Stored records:
+-------+
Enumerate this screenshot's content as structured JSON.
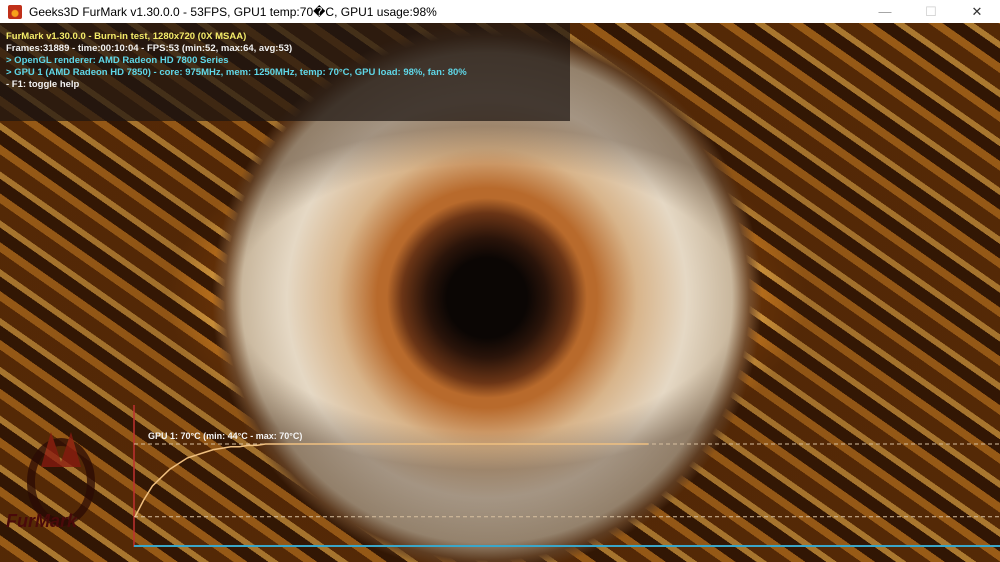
{
  "window": {
    "title": "Geeks3D FurMark v1.30.0.0 - 53FPS, GPU1 temp:70�C, GPU1 usage:98%",
    "minimize": "—",
    "maximize": "☐",
    "close": "✕"
  },
  "hud": {
    "line1": "FurMark v1.30.0.0 - Burn-in test, 1280x720 (0X MSAA)",
    "line2": "Frames:31889 - time:00:10:04 - FPS:53 (min:52, max:64, avg:53)",
    "line3": "> OpenGL renderer: AMD Radeon HD 7800 Series",
    "line4": "> GPU 1 (AMD Radeon HD 7850) - core: 975MHz, mem: 1250MHz, temp: 70°C, GPU load: 98%, fan: 80%",
    "line5": "- F1: toggle help"
  },
  "logo": {
    "text": "FurMark"
  },
  "chart_data": {
    "type": "line",
    "title": "GPU 1: 70°C (min: 44°C - max: 70°C)",
    "series": [
      {
        "name": "GPU 1 temperature",
        "values": [
          44,
          50,
          55,
          58,
          61,
          63,
          65,
          66,
          67,
          68,
          68.5,
          69,
          69,
          69.5,
          69.5,
          70,
          70,
          70,
          70,
          70,
          70,
          70,
          70,
          70,
          70,
          70,
          70,
          70,
          70,
          70,
          70,
          70,
          70,
          70,
          70,
          70,
          70,
          70,
          70,
          70,
          70,
          70,
          70,
          70,
          70,
          70,
          70,
          70,
          70,
          70,
          70,
          70,
          70,
          70,
          70,
          70,
          70,
          70,
          70,
          70
        ]
      }
    ],
    "min": 44,
    "max": 70,
    "ylim": [
      30,
      80
    ],
    "colors": {
      "line": "#f0c080",
      "axis_y": "#c03030",
      "axis_x": "#3aa6c8",
      "dashed": "#d8c0a0"
    }
  }
}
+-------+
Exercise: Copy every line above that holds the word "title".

Solution below:
    "title": "Geeks3D FurMark v1.30.0.0 - 53FPS, GPU1 temp:70�C, GPU1 usage:98%",
    "title": "GPU 1: 70°C (min: 44°C - max: 70°C)",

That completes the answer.